PROVIDED DATA ▸

╭──

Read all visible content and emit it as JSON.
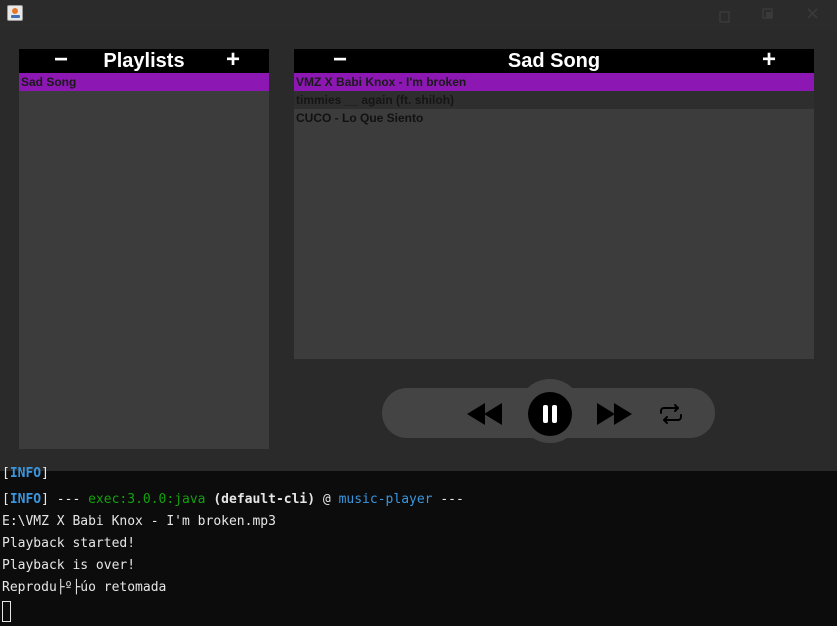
{
  "titlebar": {
    "icon": "java-coffee-icon",
    "controls": [
      "minimize-icon",
      "maximize-icon",
      "close-icon"
    ]
  },
  "playlists_panel": {
    "title": "Playlists",
    "remove_label": "−",
    "add_label": "+",
    "items": [
      {
        "label": "Sad Song",
        "selected": true
      }
    ]
  },
  "songs_panel": {
    "title": "Sad Song",
    "remove_label": "−",
    "add_label": "+",
    "items": [
      {
        "label": "VMZ X Babi Knox - I'm broken",
        "selected": true
      },
      {
        "label": "timmies __ again (ft. shiloh)",
        "selected": false
      },
      {
        "label": "CUCO - Lo Que Siento",
        "selected": false
      }
    ]
  },
  "player_controls": {
    "buttons": [
      "rewind-icon",
      "pause-icon",
      "fast-forward-icon",
      "repeat-icon"
    ]
  },
  "console": {
    "line0": {
      "tag": "INFO"
    },
    "line1": {
      "tag": "INFO",
      "sep1": " --- ",
      "plugin": "exec:3.0.0:java",
      "sp": " ",
      "execution": "(default-cli)",
      "at": " @ ",
      "project": "music-player",
      "sep2": " ---"
    },
    "line2": "E:\\VMZ X Babi Knox - I'm broken.mp3",
    "line3": "Playback started!",
    "line4": "Playback is over!",
    "line5": "Reprodu├º├úo retomada"
  },
  "colors": {
    "selection": "#8c17b3",
    "app_background": "#2a2a2a",
    "list_background": "#3c3c3c",
    "console_info": "#3a96dd",
    "console_plugin": "#13a10e"
  }
}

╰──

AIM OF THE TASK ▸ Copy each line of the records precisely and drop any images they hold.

ANSWER SECTION ▸
Read all visible content and emit it as JSON.
{
  "titlebar": {
    "icon": "java-coffee-icon",
    "controls": [
      "minimize-icon",
      "maximize-icon",
      "close-icon"
    ]
  },
  "playlists_panel": {
    "title": "Playlists",
    "remove_label": "−",
    "add_label": "+",
    "items": [
      {
        "label": "Sad Song",
        "selected": true
      }
    ]
  },
  "songs_panel": {
    "title": "Sad Song",
    "remove_label": "−",
    "add_label": "+",
    "items": [
      {
        "label": "VMZ X Babi Knox - I'm broken",
        "selected": true
      },
      {
        "label": "timmies __ again (ft. shiloh)",
        "selected": false
      },
      {
        "label": "CUCO - Lo Que Siento",
        "selected": false
      }
    ]
  },
  "player_controls": {
    "buttons": [
      "rewind-icon",
      "pause-icon",
      "fast-forward-icon",
      "repeat-icon"
    ]
  },
  "console": {
    "line0": {
      "tag": "INFO"
    },
    "line1": {
      "tag": "INFO",
      "sep1": " --- ",
      "plugin": "exec:3.0.0:java",
      "sp": " ",
      "execution": "(default-cli)",
      "at": " @ ",
      "project": "music-player",
      "sep2": " ---"
    },
    "line2": "E:\\VMZ X Babi Knox - I'm broken.mp3",
    "line3": "Playback started!",
    "line4": "Playback is over!",
    "line5": "Reprodu├º├úo retomada"
  },
  "colors": {
    "selection": "#8c17b3",
    "app_background": "#2a2a2a",
    "list_background": "#3c3c3c",
    "console_info": "#3a96dd",
    "console_plugin": "#13a10e"
  }
}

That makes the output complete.